● Your goal
Any image found in the entries is to be skipped; the rest is returned word for word.

Records excerpted from a collection
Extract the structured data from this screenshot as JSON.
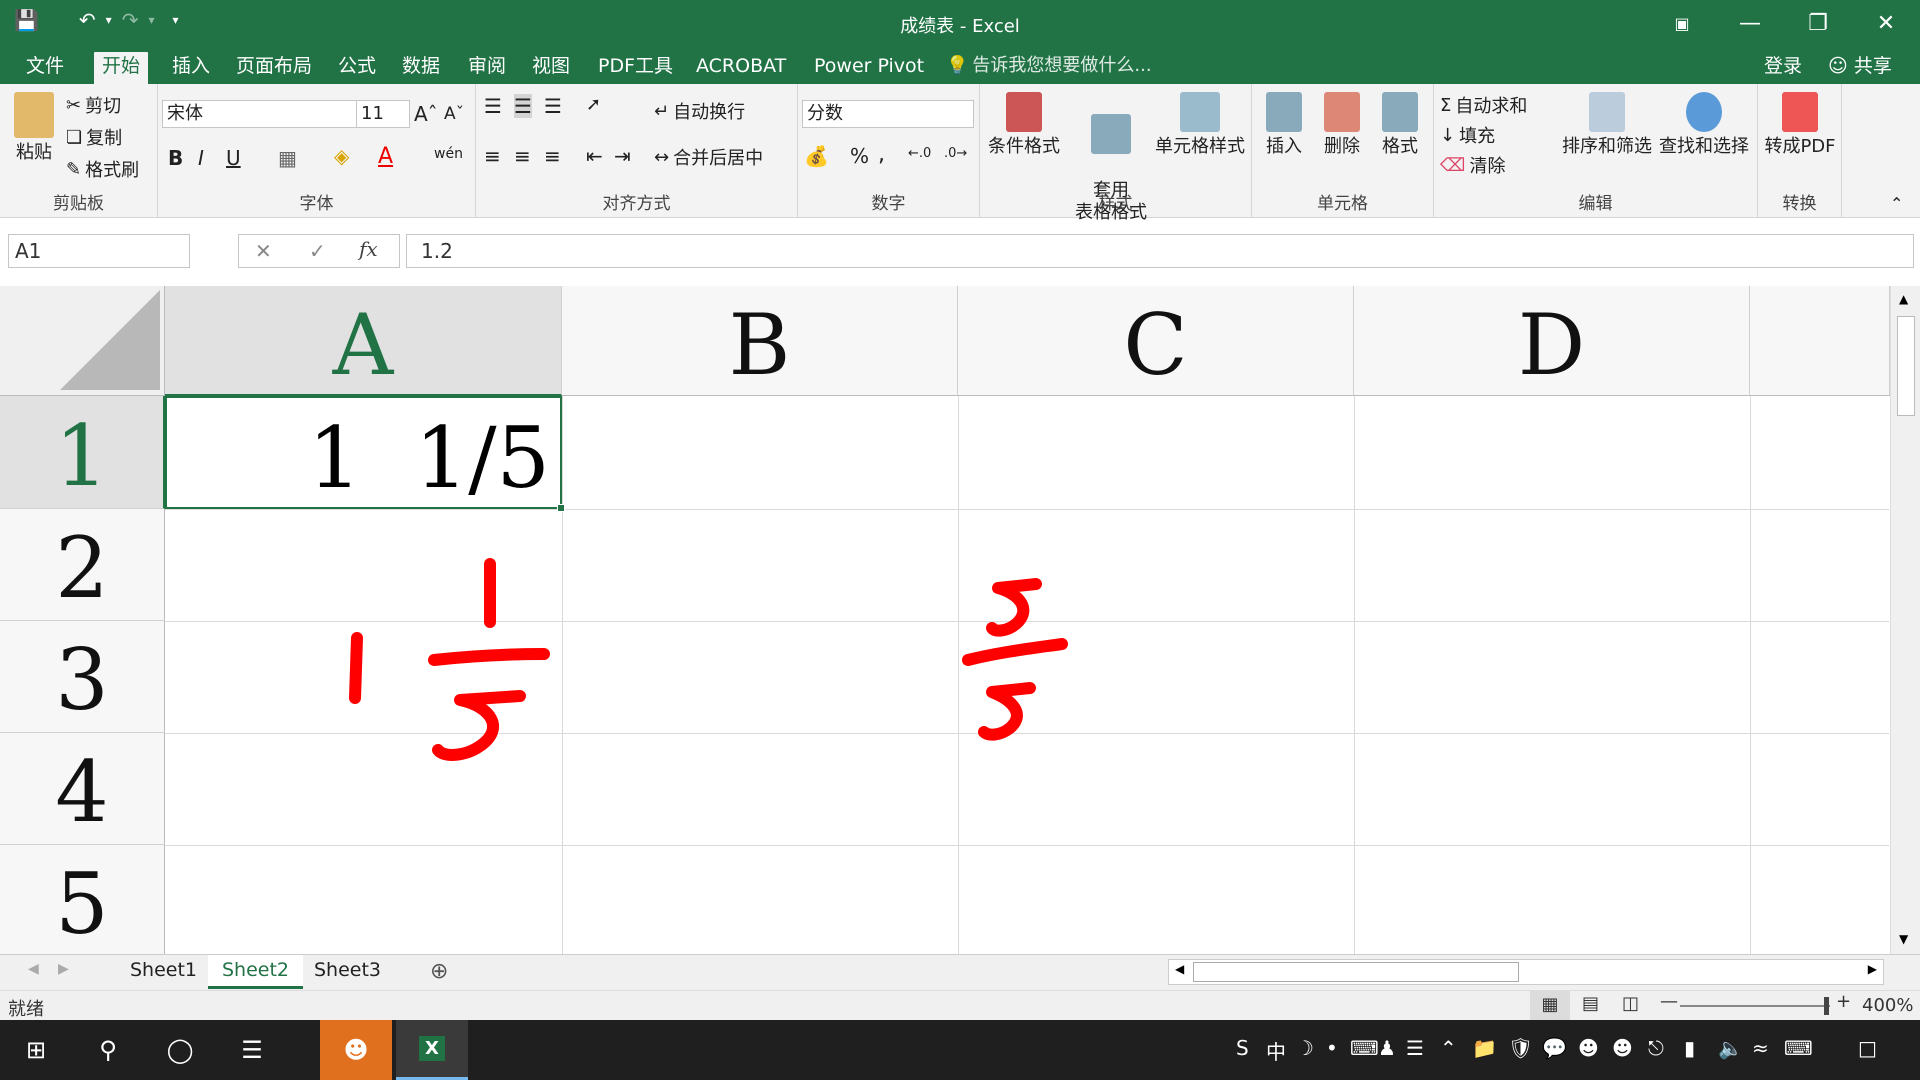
{
  "window": {
    "title": "成绩表 - Excel"
  },
  "tabs": [
    {
      "label": "文件"
    },
    {
      "label": "开始"
    },
    {
      "label": "插入"
    },
    {
      "label": "页面布局"
    },
    {
      "label": "公式"
    },
    {
      "label": "数据"
    },
    {
      "label": "审阅"
    },
    {
      "label": "视图"
    },
    {
      "label": "PDF工具"
    },
    {
      "label": "ACROBAT"
    },
    {
      "label": "Power Pivot"
    }
  ],
  "tellme": "告诉我您想要做什么...",
  "login": "登录",
  "share": "共享",
  "ribbon": {
    "clipboard": {
      "paste": "粘贴",
      "cut": "剪切",
      "copy": "复制",
      "format_painter": "格式刷",
      "label": "剪贴板"
    },
    "font": {
      "name": "宋体",
      "size": "11",
      "bold": "B",
      "italic": "I",
      "underline": "U",
      "label": "字体",
      "phonetic": "wén"
    },
    "alignment": {
      "wrap": "自动换行",
      "merge": "合并后居中",
      "label": "对齐方式"
    },
    "number": {
      "format": "分数",
      "percent": "%",
      "comma": ",",
      "label": "数字"
    },
    "styles": {
      "cond": "条件格式",
      "table": "套用\n表格格式",
      "cell": "单元格样式",
      "label": "样式"
    },
    "cells": {
      "insert": "插入",
      "delete": "删除",
      "format": "格式",
      "label": "单元格"
    },
    "editing": {
      "autosum": "自动求和",
      "fill": "填充",
      "clear": "清除",
      "sort": "排序和筛选",
      "find": "查找和选择",
      "label": "编辑"
    },
    "convert": {
      "topdf": "转成PDF",
      "label": "转换"
    }
  },
  "formula": {
    "namebox": "A1",
    "fx": "fx",
    "value": "1.2"
  },
  "columns": [
    "A",
    "B",
    "C",
    "D"
  ],
  "rows": [
    "1",
    "2",
    "3",
    "4",
    "5"
  ],
  "cells": {
    "A1": "1  1/5"
  },
  "sheets": [
    "Sheet1",
    "Sheet2",
    "Sheet3"
  ],
  "active_sheet": "Sheet2",
  "status": {
    "ready": "就绪",
    "zoom": "400%"
  },
  "annotation_color": "#ff0000",
  "accent": "#217346"
}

● Solution below
Extract the structured data from this screenshot as JSON.
{
  "window": {
    "title": "成绩表 - Excel"
  },
  "tabs": [
    {
      "label": "文件"
    },
    {
      "label": "开始"
    },
    {
      "label": "插入"
    },
    {
      "label": "页面布局"
    },
    {
      "label": "公式"
    },
    {
      "label": "数据"
    },
    {
      "label": "审阅"
    },
    {
      "label": "视图"
    },
    {
      "label": "PDF工具"
    },
    {
      "label": "ACROBAT"
    },
    {
      "label": "Power Pivot"
    }
  ],
  "tellme": "告诉我您想要做什么...",
  "login": "登录",
  "share": "共享",
  "ribbon": {
    "clipboard": {
      "paste": "粘贴",
      "cut": "剪切",
      "copy": "复制",
      "format_painter": "格式刷",
      "label": "剪贴板"
    },
    "font": {
      "name": "宋体",
      "size": "11",
      "bold": "B",
      "italic": "I",
      "underline": "U",
      "label": "字体",
      "phonetic": "wén"
    },
    "alignment": {
      "wrap": "自动换行",
      "merge": "合并后居中",
      "label": "对齐方式"
    },
    "number": {
      "format": "分数",
      "percent": "%",
      "comma": ",",
      "label": "数字"
    },
    "styles": {
      "cond": "条件格式",
      "table": "套用\n表格格式",
      "cell": "单元格样式",
      "label": "样式"
    },
    "cells": {
      "insert": "插入",
      "delete": "删除",
      "format": "格式",
      "label": "单元格"
    },
    "editing": {
      "autosum": "自动求和",
      "fill": "填充",
      "clear": "清除",
      "sort": "排序和筛选",
      "find": "查找和选择",
      "label": "编辑"
    },
    "convert": {
      "topdf": "转成PDF",
      "label": "转换"
    }
  },
  "formula": {
    "namebox": "A1",
    "fx": "fx",
    "value": "1.2"
  },
  "columns": [
    "A",
    "B",
    "C",
    "D"
  ],
  "rows": [
    "1",
    "2",
    "3",
    "4",
    "5"
  ],
  "cells": {
    "A1": "1  1/5"
  },
  "sheets": [
    "Sheet1",
    "Sheet2",
    "Sheet3"
  ],
  "active_sheet": "Sheet2",
  "status": {
    "ready": "就绪",
    "zoom": "400%"
  },
  "annotation_color": "#ff0000",
  "accent": "#217346"
}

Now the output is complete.